◆ Task objective ◆
The required lines are those that contain "command"; pull them out of the data and copy them.

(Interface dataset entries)
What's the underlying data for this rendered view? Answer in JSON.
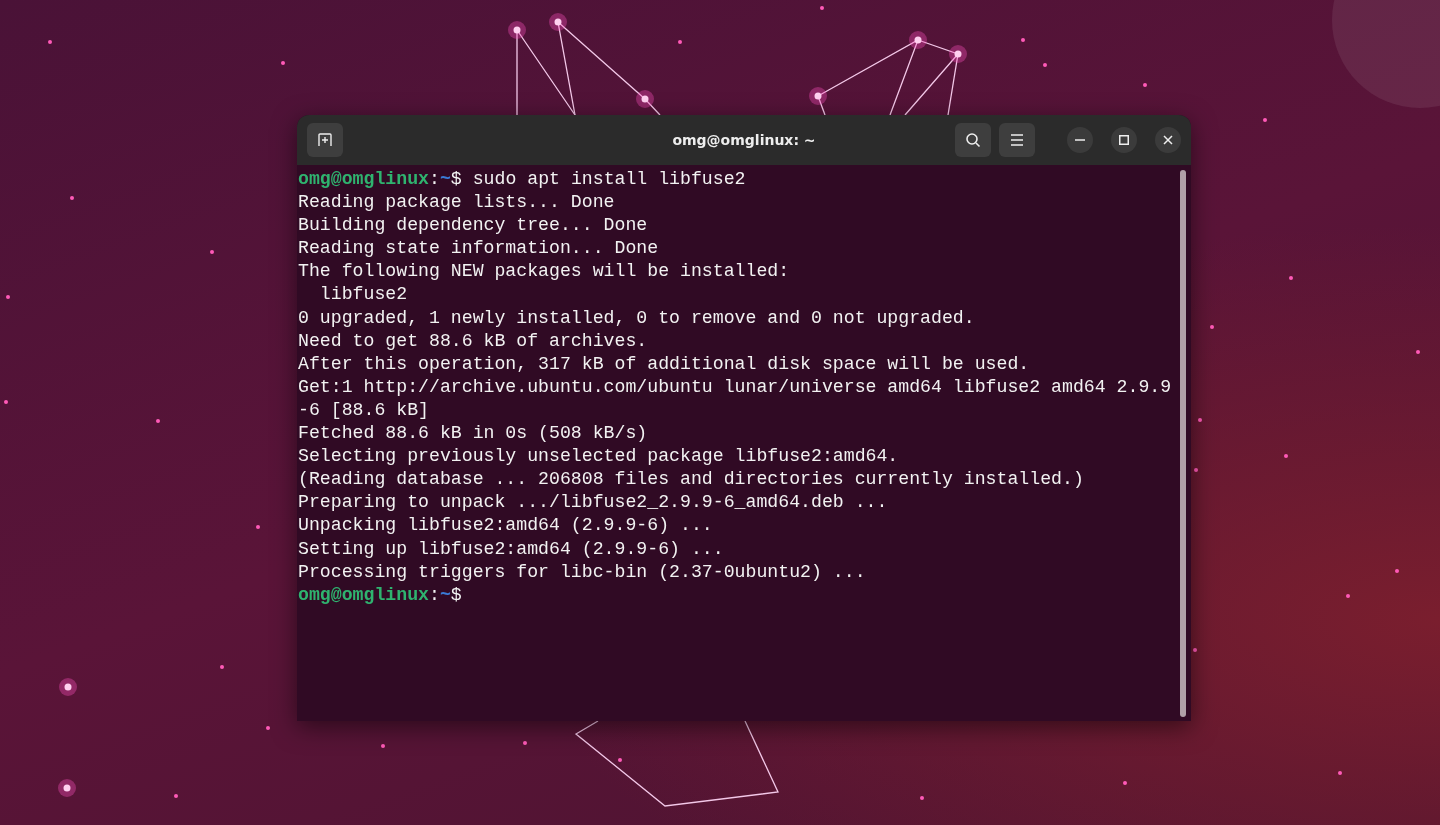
{
  "window": {
    "title": "omg@omglinux: ~"
  },
  "terminal": {
    "lines": [
      {
        "kind": "prompt",
        "user": "omg@omglinux",
        "sep": ":",
        "path": "~",
        "command": "$ sudo apt install libfuse2"
      },
      {
        "kind": "output",
        "text": "Reading package lists... Done"
      },
      {
        "kind": "output",
        "text": "Building dependency tree... Done"
      },
      {
        "kind": "output",
        "text": "Reading state information... Done"
      },
      {
        "kind": "output",
        "text": "The following NEW packages will be installed:"
      },
      {
        "kind": "output",
        "text": "  libfuse2"
      },
      {
        "kind": "output",
        "text": "0 upgraded, 1 newly installed, 0 to remove and 0 not upgraded."
      },
      {
        "kind": "output",
        "text": "Need to get 88.6 kB of archives."
      },
      {
        "kind": "output",
        "text": "After this operation, 317 kB of additional disk space will be used."
      },
      {
        "kind": "output",
        "text": "Get:1 http://archive.ubuntu.com/ubuntu lunar/universe amd64 libfuse2 amd64 2.9.9"
      },
      {
        "kind": "output",
        "text": "-6 [88.6 kB]"
      },
      {
        "kind": "output",
        "text": "Fetched 88.6 kB in 0s (508 kB/s)"
      },
      {
        "kind": "output",
        "text": "Selecting previously unselected package libfuse2:amd64."
      },
      {
        "kind": "output",
        "text": "(Reading database ... 206808 files and directories currently installed.)"
      },
      {
        "kind": "output",
        "text": "Preparing to unpack .../libfuse2_2.9.9-6_amd64.deb ..."
      },
      {
        "kind": "output",
        "text": "Unpacking libfuse2:amd64 (2.9.9-6) ..."
      },
      {
        "kind": "output",
        "text": "Setting up libfuse2:amd64 (2.9.9-6) ..."
      },
      {
        "kind": "output",
        "text": "Processing triggers for libc-bin (2.37-0ubuntu2) ..."
      },
      {
        "kind": "prompt",
        "user": "omg@omglinux",
        "sep": ":",
        "path": "~",
        "command": "$"
      }
    ]
  }
}
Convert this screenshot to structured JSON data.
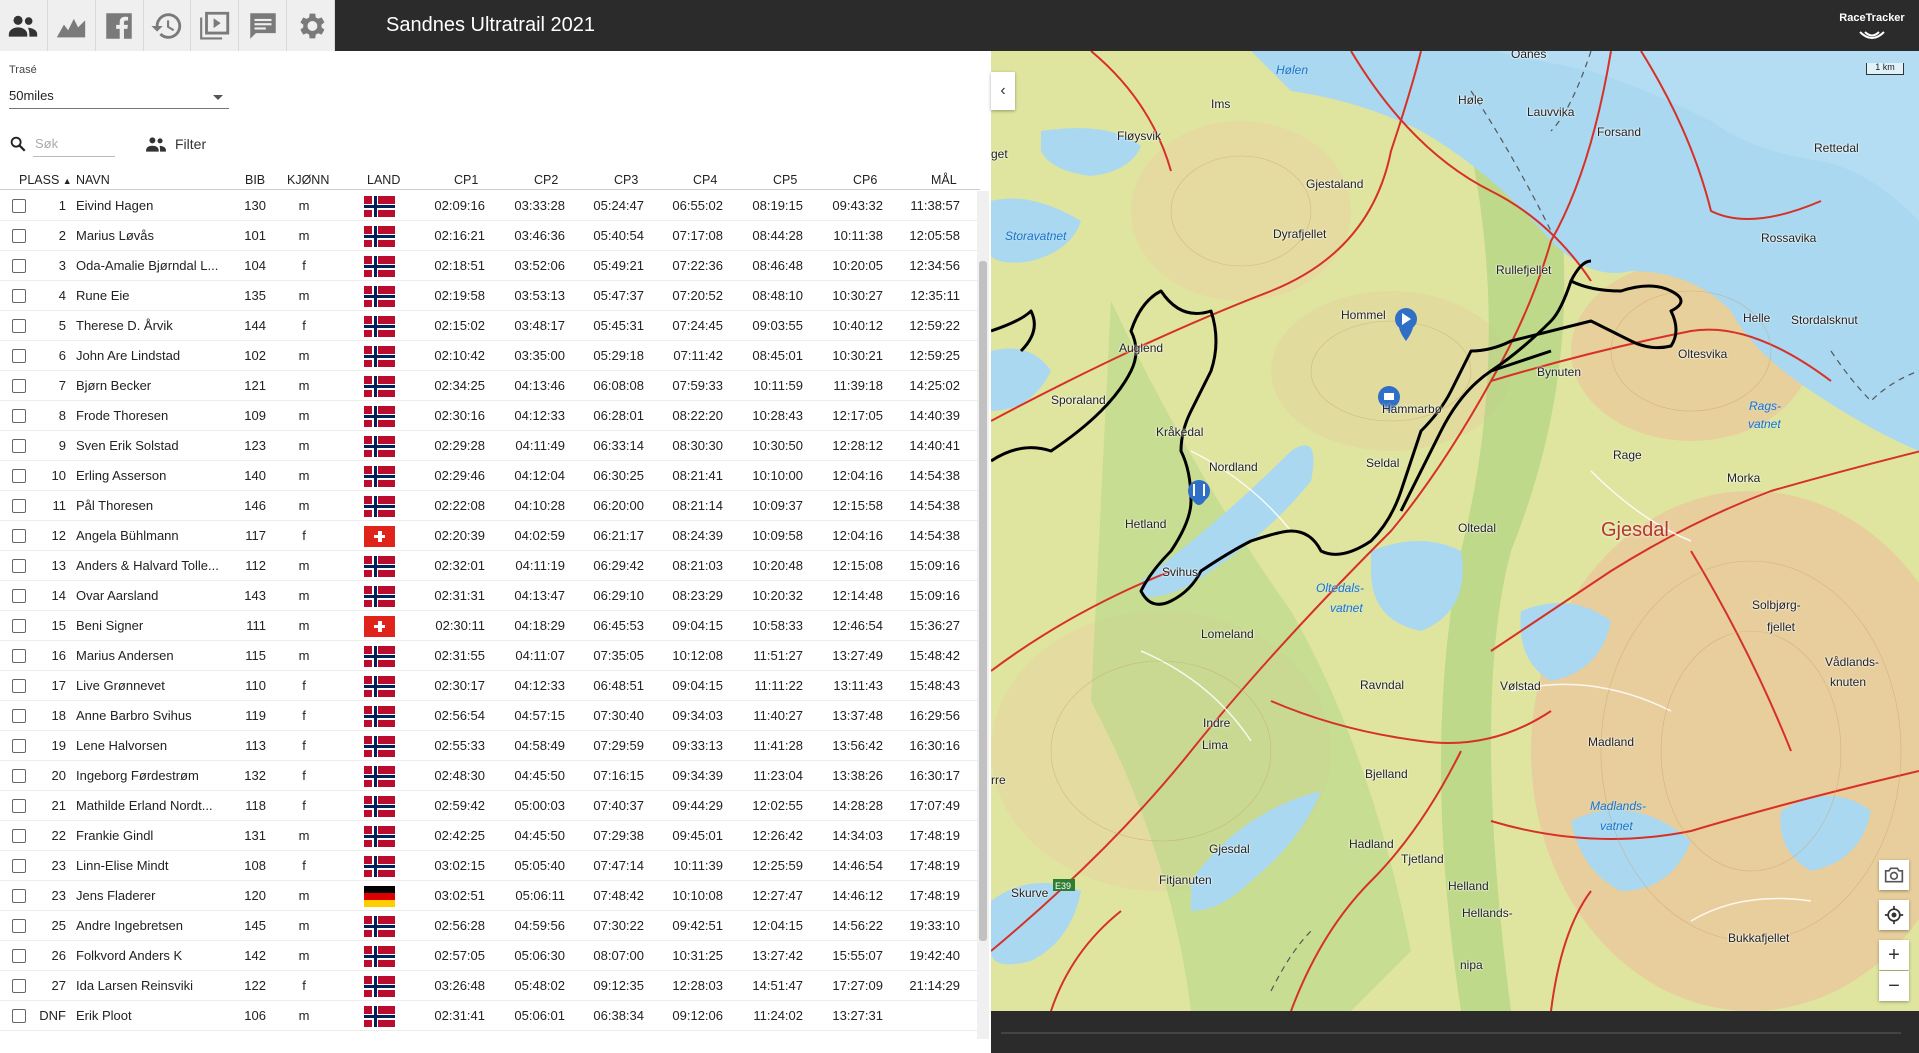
{
  "app": {
    "title": "Sandnes Ultratrail 2021",
    "brand": "RaceTracker"
  },
  "toolbar": {
    "icons": [
      "participants-icon",
      "elevation-chart-icon",
      "facebook-icon",
      "history-icon",
      "replay-icon",
      "chat-icon",
      "settings-icon"
    ]
  },
  "filters": {
    "trase_label": "Trasé",
    "trase_value": "50miles",
    "search_placeholder": "Søk",
    "filter_label": "Filter"
  },
  "table": {
    "headers": {
      "place": "PLASS",
      "name": "NAVN",
      "bib": "BIB",
      "sex": "KJØNN",
      "country": "LAND",
      "cp1": "CP1",
      "cp2": "CP2",
      "cp3": "CP3",
      "cp4": "CP4",
      "cp5": "CP5",
      "cp6": "CP6",
      "finish": "MÅL"
    },
    "rows": [
      {
        "place": "1",
        "name": "Eivind Hagen",
        "bib": "130",
        "sex": "m",
        "flag": "no",
        "cp1": "02:09:16",
        "cp2": "03:33:28",
        "cp3": "05:24:47",
        "cp4": "06:55:02",
        "cp5": "08:19:15",
        "cp6": "09:43:32",
        "finish": "11:38:57"
      },
      {
        "place": "2",
        "name": "Marius Løvås",
        "bib": "101",
        "sex": "m",
        "flag": "no",
        "cp1": "02:16:21",
        "cp2": "03:46:36",
        "cp3": "05:40:54",
        "cp4": "07:17:08",
        "cp5": "08:44:28",
        "cp6": "10:11:38",
        "finish": "12:05:58"
      },
      {
        "place": "3",
        "name": "Oda-Amalie Bjørndal L...",
        "bib": "104",
        "sex": "f",
        "flag": "no",
        "cp1": "02:18:51",
        "cp2": "03:52:06",
        "cp3": "05:49:21",
        "cp4": "07:22:36",
        "cp5": "08:46:48",
        "cp6": "10:20:05",
        "finish": "12:34:56"
      },
      {
        "place": "4",
        "name": "Rune Eie",
        "bib": "135",
        "sex": "m",
        "flag": "no",
        "cp1": "02:19:58",
        "cp2": "03:53:13",
        "cp3": "05:47:37",
        "cp4": "07:20:52",
        "cp5": "08:48:10",
        "cp6": "10:30:27",
        "finish": "12:35:11"
      },
      {
        "place": "5",
        "name": "Therese D. Årvik",
        "bib": "144",
        "sex": "f",
        "flag": "no",
        "cp1": "02:15:02",
        "cp2": "03:48:17",
        "cp3": "05:45:31",
        "cp4": "07:24:45",
        "cp5": "09:03:55",
        "cp6": "10:40:12",
        "finish": "12:59:22"
      },
      {
        "place": "6",
        "name": "John Are Lindstad",
        "bib": "102",
        "sex": "m",
        "flag": "no",
        "cp1": "02:10:42",
        "cp2": "03:35:00",
        "cp3": "05:29:18",
        "cp4": "07:11:42",
        "cp5": "08:45:01",
        "cp6": "10:30:21",
        "finish": "12:59:25"
      },
      {
        "place": "7",
        "name": "Bjørn Becker",
        "bib": "121",
        "sex": "m",
        "flag": "no",
        "cp1": "02:34:25",
        "cp2": "04:13:46",
        "cp3": "06:08:08",
        "cp4": "07:59:33",
        "cp5": "10:11:59",
        "cp6": "11:39:18",
        "finish": "14:25:02"
      },
      {
        "place": "8",
        "name": "Frode Thoresen",
        "bib": "109",
        "sex": "m",
        "flag": "no",
        "cp1": "02:30:16",
        "cp2": "04:12:33",
        "cp3": "06:28:01",
        "cp4": "08:22:20",
        "cp5": "10:28:43",
        "cp6": "12:17:05",
        "finish": "14:40:39"
      },
      {
        "place": "9",
        "name": "Sven Erik Solstad",
        "bib": "123",
        "sex": "m",
        "flag": "no",
        "cp1": "02:29:28",
        "cp2": "04:11:49",
        "cp3": "06:33:14",
        "cp4": "08:30:30",
        "cp5": "10:30:50",
        "cp6": "12:28:12",
        "finish": "14:40:41"
      },
      {
        "place": "10",
        "name": "Erling Asserson",
        "bib": "140",
        "sex": "m",
        "flag": "no",
        "cp1": "02:29:46",
        "cp2": "04:12:04",
        "cp3": "06:30:25",
        "cp4": "08:21:41",
        "cp5": "10:10:00",
        "cp6": "12:04:16",
        "finish": "14:54:38"
      },
      {
        "place": "11",
        "name": "Pål Thoresen",
        "bib": "146",
        "sex": "m",
        "flag": "no",
        "cp1": "02:22:08",
        "cp2": "04:10:28",
        "cp3": "06:20:00",
        "cp4": "08:21:14",
        "cp5": "10:09:37",
        "cp6": "12:15:58",
        "finish": "14:54:38"
      },
      {
        "place": "12",
        "name": "Angela Bühlmann",
        "bib": "117",
        "sex": "f",
        "flag": "ch",
        "cp1": "02:20:39",
        "cp2": "04:02:59",
        "cp3": "06:21:17",
        "cp4": "08:24:39",
        "cp5": "10:09:58",
        "cp6": "12:04:16",
        "finish": "14:54:38"
      },
      {
        "place": "13",
        "name": "Anders & Halvard Tolle...",
        "bib": "112",
        "sex": "m",
        "flag": "no",
        "cp1": "02:32:01",
        "cp2": "04:11:19",
        "cp3": "06:29:42",
        "cp4": "08:21:03",
        "cp5": "10:20:48",
        "cp6": "12:15:08",
        "finish": "15:09:16"
      },
      {
        "place": "14",
        "name": "Ovar Aarsland",
        "bib": "143",
        "sex": "m",
        "flag": "no",
        "cp1": "02:31:31",
        "cp2": "04:13:47",
        "cp3": "06:29:10",
        "cp4": "08:23:29",
        "cp5": "10:20:32",
        "cp6": "12:14:48",
        "finish": "15:09:16"
      },
      {
        "place": "15",
        "name": "Beni Signer",
        "bib": "111",
        "sex": "m",
        "flag": "ch",
        "cp1": "02:30:11",
        "cp2": "04:18:29",
        "cp3": "06:45:53",
        "cp4": "09:04:15",
        "cp5": "10:58:33",
        "cp6": "12:46:54",
        "finish": "15:36:27"
      },
      {
        "place": "16",
        "name": "Marius Andersen",
        "bib": "115",
        "sex": "m",
        "flag": "no",
        "cp1": "02:31:55",
        "cp2": "04:11:07",
        "cp3": "07:35:05",
        "cp4": "10:12:08",
        "cp5": "11:51:27",
        "cp6": "13:27:49",
        "finish": "15:48:42"
      },
      {
        "place": "17",
        "name": "Live Grønnevet",
        "bib": "110",
        "sex": "f",
        "flag": "no",
        "cp1": "02:30:17",
        "cp2": "04:12:33",
        "cp3": "06:48:51",
        "cp4": "09:04:15",
        "cp5": "11:11:22",
        "cp6": "13:11:43",
        "finish": "15:48:43"
      },
      {
        "place": "18",
        "name": "Anne Barbro Svihus",
        "bib": "119",
        "sex": "f",
        "flag": "no",
        "cp1": "02:56:54",
        "cp2": "04:57:15",
        "cp3": "07:30:40",
        "cp4": "09:34:03",
        "cp5": "11:40:27",
        "cp6": "13:37:48",
        "finish": "16:29:56"
      },
      {
        "place": "19",
        "name": "Lene Halvorsen",
        "bib": "113",
        "sex": "f",
        "flag": "no",
        "cp1": "02:55:33",
        "cp2": "04:58:49",
        "cp3": "07:29:59",
        "cp4": "09:33:13",
        "cp5": "11:41:28",
        "cp6": "13:56:42",
        "finish": "16:30:16"
      },
      {
        "place": "20",
        "name": "Ingeborg Førdestrøm",
        "bib": "132",
        "sex": "f",
        "flag": "no",
        "cp1": "02:48:30",
        "cp2": "04:45:50",
        "cp3": "07:16:15",
        "cp4": "09:34:39",
        "cp5": "11:23:04",
        "cp6": "13:38:26",
        "finish": "16:30:17"
      },
      {
        "place": "21",
        "name": "Mathilde Erland Nordt...",
        "bib": "118",
        "sex": "f",
        "flag": "no",
        "cp1": "02:59:42",
        "cp2": "05:00:03",
        "cp3": "07:40:37",
        "cp4": "09:44:29",
        "cp5": "12:02:55",
        "cp6": "14:28:28",
        "finish": "17:07:49"
      },
      {
        "place": "22",
        "name": "Frankie Gindl",
        "bib": "131",
        "sex": "m",
        "flag": "no",
        "cp1": "02:42:25",
        "cp2": "04:45:50",
        "cp3": "07:29:38",
        "cp4": "09:45:01",
        "cp5": "12:26:42",
        "cp6": "14:34:03",
        "finish": "17:48:19"
      },
      {
        "place": "23",
        "name": "Linn-Elise Mindt",
        "bib": "108",
        "sex": "f",
        "flag": "no",
        "cp1": "03:02:15",
        "cp2": "05:05:40",
        "cp3": "07:47:14",
        "cp4": "10:11:39",
        "cp5": "12:25:59",
        "cp6": "14:46:54",
        "finish": "17:48:19"
      },
      {
        "place": "23",
        "name": "Jens Fladerer",
        "bib": "120",
        "sex": "m",
        "flag": "de",
        "cp1": "03:02:51",
        "cp2": "05:06:11",
        "cp3": "07:48:42",
        "cp4": "10:10:08",
        "cp5": "12:27:47",
        "cp6": "14:46:12",
        "finish": "17:48:19"
      },
      {
        "place": "25",
        "name": "Andre Ingebretsen",
        "bib": "145",
        "sex": "m",
        "flag": "no",
        "cp1": "02:56:28",
        "cp2": "04:59:56",
        "cp3": "07:30:22",
        "cp4": "09:42:51",
        "cp5": "12:04:15",
        "cp6": "14:56:22",
        "finish": "19:33:10"
      },
      {
        "place": "26",
        "name": "Folkvord Anders K",
        "bib": "142",
        "sex": "m",
        "flag": "no",
        "cp1": "02:57:05",
        "cp2": "05:06:30",
        "cp3": "08:07:00",
        "cp4": "10:31:25",
        "cp5": "13:27:42",
        "cp6": "15:55:07",
        "finish": "19:42:40"
      },
      {
        "place": "27",
        "name": "Ida Larsen Reinsviki",
        "bib": "122",
        "sex": "f",
        "flag": "no",
        "cp1": "03:26:48",
        "cp2": "05:48:02",
        "cp3": "09:12:35",
        "cp4": "12:28:03",
        "cp5": "14:51:47",
        "cp6": "17:27:09",
        "finish": "21:14:29"
      },
      {
        "place": "DNF",
        "name": "Erik Ploot",
        "bib": "106",
        "sex": "m",
        "flag": "no",
        "cp1": "02:31:41",
        "cp2": "05:06:01",
        "cp3": "06:38:34",
        "cp4": "09:12:06",
        "cp5": "11:24:02",
        "cp6": "13:27:31",
        "finish": ""
      }
    ]
  },
  "map": {
    "scale_label": "1 km",
    "places": [
      {
        "name": "Oanes",
        "kind": "land"
      },
      {
        "name": "Hølen",
        "kind": "water"
      },
      {
        "name": "Ims",
        "kind": "land"
      },
      {
        "name": "Høle",
        "kind": "land"
      },
      {
        "name": "Lauvvika",
        "kind": "land"
      },
      {
        "name": "Forsand",
        "kind": "land"
      },
      {
        "name": "Rettedal",
        "kind": "land"
      },
      {
        "name": "Fløysvik",
        "kind": "land"
      },
      {
        "name": "Gjestaland",
        "kind": "land"
      },
      {
        "name": "Dyrafjellet",
        "kind": "land"
      },
      {
        "name": "Rossavika",
        "kind": "land"
      },
      {
        "name": "Storavatnet",
        "kind": "water"
      },
      {
        "name": "Rullefjellet",
        "kind": "land"
      },
      {
        "name": "Hommel",
        "kind": "land"
      },
      {
        "name": "Helle",
        "kind": "land"
      },
      {
        "name": "Stordalsknut",
        "kind": "land"
      },
      {
        "name": "Auglend",
        "kind": "land"
      },
      {
        "name": "Oltesvika",
        "kind": "land"
      },
      {
        "name": "Bynuten",
        "kind": "land"
      },
      {
        "name": "Sporaland",
        "kind": "land"
      },
      {
        "name": "Hammarbø",
        "kind": "land"
      },
      {
        "name": "Rags-",
        "kind": "water"
      },
      {
        "name": "vatnet",
        "kind": "water"
      },
      {
        "name": "Kråkedal",
        "kind": "land"
      },
      {
        "name": "Nordland",
        "kind": "land"
      },
      {
        "name": "Seldal",
        "kind": "land"
      },
      {
        "name": "Rage",
        "kind": "land"
      },
      {
        "name": "Morka",
        "kind": "land"
      },
      {
        "name": "Hetland",
        "kind": "land"
      },
      {
        "name": "Oltedal",
        "kind": "land"
      },
      {
        "name": "Gjesdal",
        "kind": "big"
      },
      {
        "name": "Svihus",
        "kind": "land"
      },
      {
        "name": "Oltedals-",
        "kind": "water"
      },
      {
        "name": "vatnet",
        "kind": "water"
      },
      {
        "name": "Solbjørg-",
        "kind": "land"
      },
      {
        "name": "fjellet",
        "kind": "land"
      },
      {
        "name": "Lomeland",
        "kind": "land"
      },
      {
        "name": "Vådlands-",
        "kind": "land"
      },
      {
        "name": "knuten",
        "kind": "land"
      },
      {
        "name": "Ravndal",
        "kind": "land"
      },
      {
        "name": "Vølstad",
        "kind": "land"
      },
      {
        "name": "Indre",
        "kind": "land"
      },
      {
        "name": "Lima",
        "kind": "land"
      },
      {
        "name": "Madland",
        "kind": "land"
      },
      {
        "name": "Bjelland",
        "kind": "land"
      },
      {
        "name": "Madlands-",
        "kind": "water"
      },
      {
        "name": "vatnet",
        "kind": "water"
      },
      {
        "name": "Hadland",
        "kind": "land"
      },
      {
        "name": "Gjesdal",
        "kind": "land"
      },
      {
        "name": "Tjetland",
        "kind": "land"
      },
      {
        "name": "Fitjanuten",
        "kind": "land"
      },
      {
        "name": "Helland",
        "kind": "land"
      },
      {
        "name": "Skurve",
        "kind": "land"
      },
      {
        "name": "Hellands-",
        "kind": "land"
      },
      {
        "name": "Bukkafjellet",
        "kind": "land"
      },
      {
        "name": "nipa",
        "kind": "land"
      },
      {
        "name": "rre",
        "kind": "land"
      },
      {
        "name": "get",
        "kind": "land"
      }
    ]
  }
}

◆ Expected answer ◆
        "command": "$ sudo apt install libfuse2"
        "command": "$"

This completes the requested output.